## The task
Leaving out the images, repeat all the lines below exactly.

*** Entries shown Section Begins ***

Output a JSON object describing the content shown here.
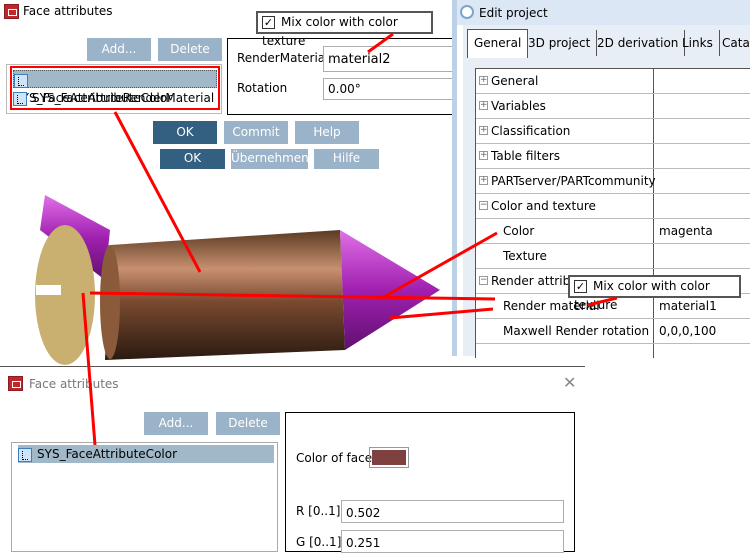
{
  "top_dialog": {
    "title": "Face attributes",
    "add_label": "Add...",
    "delete_label": "Delete",
    "items": [
      "SYS_FaceAttributeRenderMaterial",
      "SYS_FaceAttributeColor"
    ],
    "render_material_label": "RenderMaterial",
    "render_material_value": "material2",
    "rotation_label": "Rotation",
    "rotation_value": "0.00°",
    "mix_label": "Mix color with color texture",
    "buttons_en": [
      "OK",
      "Commit",
      "Help"
    ],
    "buttons_de": [
      "OK",
      "Übernehmen",
      "Hilfe"
    ]
  },
  "edit_project": {
    "title": "Edit project",
    "tabs": [
      "General",
      "3D project",
      "2D derivation",
      "Links",
      "Catalo"
    ],
    "rows": [
      {
        "name": "General",
        "value": "",
        "kind": "plus"
      },
      {
        "name": "Variables",
        "value": "",
        "kind": "plus"
      },
      {
        "name": "Classification",
        "value": "",
        "kind": "plus"
      },
      {
        "name": "Table filters",
        "value": "",
        "kind": "plus"
      },
      {
        "name": "PARTserver/PARTcommunity",
        "value": "",
        "kind": "plus"
      },
      {
        "name": "Color and texture",
        "value": "",
        "kind": "minus"
      },
      {
        "name": "Color",
        "value": "magenta",
        "kind": "sub"
      },
      {
        "name": "Texture",
        "value": "",
        "kind": "sub"
      },
      {
        "name": "Render attributes",
        "value": "",
        "kind": "minus"
      },
      {
        "name": "Render material",
        "value": "material1",
        "kind": "sub"
      },
      {
        "name": "Maxwell Render rotation",
        "value": "0,0,0,100",
        "kind": "sub"
      }
    ],
    "mix_label": "Mix color with color texture"
  },
  "bottom_dialog": {
    "title": "Face attributes",
    "add_label": "Add...",
    "delete_label": "Delete",
    "items": [
      "SYS_FaceAttributeColor"
    ],
    "color_label": "Color of face",
    "color_hex": "#7f4040",
    "r_label": "R [0..1]:",
    "r_value": "0.502",
    "g_label": "G [0..1]:",
    "g_value": "0.251"
  },
  "colors": {
    "annotation": "#ff0000",
    "primary_button": "#335f80",
    "disabled_button": "#9ab3c8"
  }
}
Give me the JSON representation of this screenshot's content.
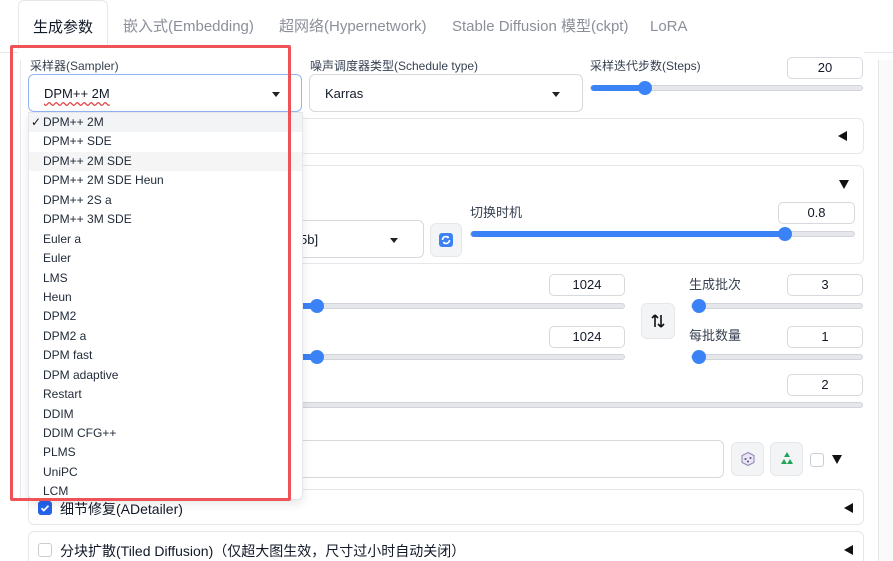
{
  "tabs": [
    {
      "label": "生成参数",
      "active": true
    },
    {
      "label": "嵌入式(Embedding)",
      "active": false
    },
    {
      "label": "超网络(Hypernetwork)",
      "active": false
    },
    {
      "label": "Stable Diffusion 模型(ckpt)",
      "active": false
    },
    {
      "label": "LoRA",
      "active": false
    }
  ],
  "sampler": {
    "label": "采样器(Sampler)",
    "value": "DPM++ 2M",
    "options": [
      "DPM++ 2M",
      "DPM++ SDE",
      "DPM++ 2M SDE",
      "DPM++ 2M SDE Heun",
      "DPM++ 2S a",
      "DPM++ 3M SDE",
      "Euler a",
      "Euler",
      "LMS",
      "Heun",
      "DPM2",
      "DPM2 a",
      "DPM fast",
      "DPM adaptive",
      "Restart",
      "DDIM",
      "DDIM CFG++",
      "PLMS",
      "UniPC",
      "LCM"
    ],
    "selected_index": 0,
    "check_mark": "✓"
  },
  "schedule": {
    "label": "噪声调度器类型(Schedule type)",
    "value": "Karras"
  },
  "steps": {
    "label": "采样迭代步数(Steps)",
    "value": "20",
    "fraction": 0.2
  },
  "refiner": {
    "switch_label": "切换时机",
    "switch_value": "0.8",
    "switch_fraction": 0.82,
    "model_partial": "5b]"
  },
  "width": {
    "value": "1024",
    "fraction": 0.5
  },
  "height": {
    "value": "1024",
    "fraction": 0.5
  },
  "batch_count": {
    "label": "生成批次",
    "value": "3",
    "fraction": 0.0
  },
  "batch_size": {
    "label": "每批数量",
    "value": "1",
    "fraction": 0.0
  },
  "cfg": {
    "value": "2"
  },
  "adetailer": {
    "label": "细节修复(ADetailer)",
    "checked": true
  },
  "tiled": {
    "label": "分块扩散(Tiled Diffusion)（仅超大图生效，尺寸过小时自动关闭）",
    "checked": false
  },
  "icons": {
    "swap": "swap-arrows-icon",
    "refresh": "refresh-icon",
    "dice": "dice-icon",
    "recycle": "recycle-icon"
  },
  "colors": {
    "accent": "#3b82f6",
    "highlight_box": "#ef5257"
  }
}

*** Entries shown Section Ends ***

## Result for this task
Output a JSON object describing the content shown here.
{
  "top_dialog": {
    "title": "Face attributes",
    "add_label": "Add...",
    "delete_label": "Delete",
    "items": [
      "SYS_FaceAttributeRenderMaterial",
      "SYS_FaceAttributeColor"
    ],
    "render_material_label": "RenderMaterial",
    "render_material_value": "material2",
    "rotation_label": "Rotation",
    "rotation_value": "0.00°",
    "mix_label": "Mix color with color texture",
    "buttons_en": [
      "OK",
      "Commit",
      "Help"
    ],
    "buttons_de": [
      "OK",
      "Übernehmen",
      "Hilfe"
    ]
  },
  "edit_project": {
    "title": "Edit project",
    "tabs": [
      "General",
      "3D project",
      "2D derivation",
      "Links",
      "Catalo"
    ],
    "rows": [
      {
        "name": "General",
        "value": "",
        "kind": "plus"
      },
      {
        "name": "Variables",
        "value": "",
        "kind": "plus"
      },
      {
        "name": "Classification",
        "value": "",
        "kind": "plus"
      },
      {
        "name": "Table filters",
        "value": "",
        "kind": "plus"
      },
      {
        "name": "PARTserver/PARTcommunity",
        "value": "",
        "kind": "plus"
      },
      {
        "name": "Color and texture",
        "value": "",
        "kind": "minus"
      },
      {
        "name": "Color",
        "value": "magenta",
        "kind": "sub"
      },
      {
        "name": "Texture",
        "value": "",
        "kind": "sub"
      },
      {
        "name": "Render attributes",
        "value": "",
        "kind": "minus"
      },
      {
        "name": "Render material",
        "value": "material1",
        "kind": "sub"
      },
      {
        "name": "Maxwell Render rotation",
        "value": "0,0,0,100",
        "kind": "sub"
      }
    ],
    "mix_label": "Mix color with color texture"
  },
  "bottom_dialog": {
    "title": "Face attributes",
    "add_label": "Add...",
    "delete_label": "Delete",
    "items": [
      "SYS_FaceAttributeColor"
    ],
    "color_label": "Color of face",
    "color_hex": "#7f4040",
    "r_label": "R [0..1]:",
    "r_value": "0.502",
    "g_label": "G [0..1]:",
    "g_value": "0.251"
  },
  "colors": {
    "annotation": "#ff0000",
    "primary_button": "#335f80",
    "disabled_button": "#9ab3c8"
  }
}
Give me the JSON representation of this screenshot's content.
{
  "tabs": [
    {
      "label": "生成参数",
      "active": true
    },
    {
      "label": "嵌入式(Embedding)",
      "active": false
    },
    {
      "label": "超网络(Hypernetwork)",
      "active": false
    },
    {
      "label": "Stable Diffusion 模型(ckpt)",
      "active": false
    },
    {
      "label": "LoRA",
      "active": false
    }
  ],
  "sampler": {
    "label": "采样器(Sampler)",
    "value": "DPM++ 2M",
    "options": [
      "DPM++ 2M",
      "DPM++ SDE",
      "DPM++ 2M SDE",
      "DPM++ 2M SDE Heun",
      "DPM++ 2S a",
      "DPM++ 3M SDE",
      "Euler a",
      "Euler",
      "LMS",
      "Heun",
      "DPM2",
      "DPM2 a",
      "DPM fast",
      "DPM adaptive",
      "Restart",
      "DDIM",
      "DDIM CFG++",
      "PLMS",
      "UniPC",
      "LCM"
    ],
    "selected_index": 0,
    "check_mark": "✓"
  },
  "schedule": {
    "label": "噪声调度器类型(Schedule type)",
    "value": "Karras"
  },
  "steps": {
    "label": "采样迭代步数(Steps)",
    "value": "20",
    "fraction": 0.2
  },
  "refiner": {
    "switch_label": "切换时机",
    "switch_value": "0.8",
    "switch_fraction": 0.82,
    "model_partial": "5b]"
  },
  "width": {
    "value": "1024",
    "fraction": 0.5
  },
  "height": {
    "value": "1024",
    "fraction": 0.5
  },
  "batch_count": {
    "label": "生成批次",
    "value": "3",
    "fraction": 0.0
  },
  "batch_size": {
    "label": "每批数量",
    "value": "1",
    "fraction": 0.0
  },
  "cfg": {
    "value": "2"
  },
  "adetailer": {
    "label": "细节修复(ADetailer)",
    "checked": true
  },
  "tiled": {
    "label": "分块扩散(Tiled Diffusion)（仅超大图生效，尺寸过小时自动关闭）",
    "checked": false
  },
  "icons": {
    "swap": "swap-arrows-icon",
    "refresh": "refresh-icon",
    "dice": "dice-icon",
    "recycle": "recycle-icon"
  },
  "colors": {
    "accent": "#3b82f6",
    "highlight_box": "#ef5257"
  }
}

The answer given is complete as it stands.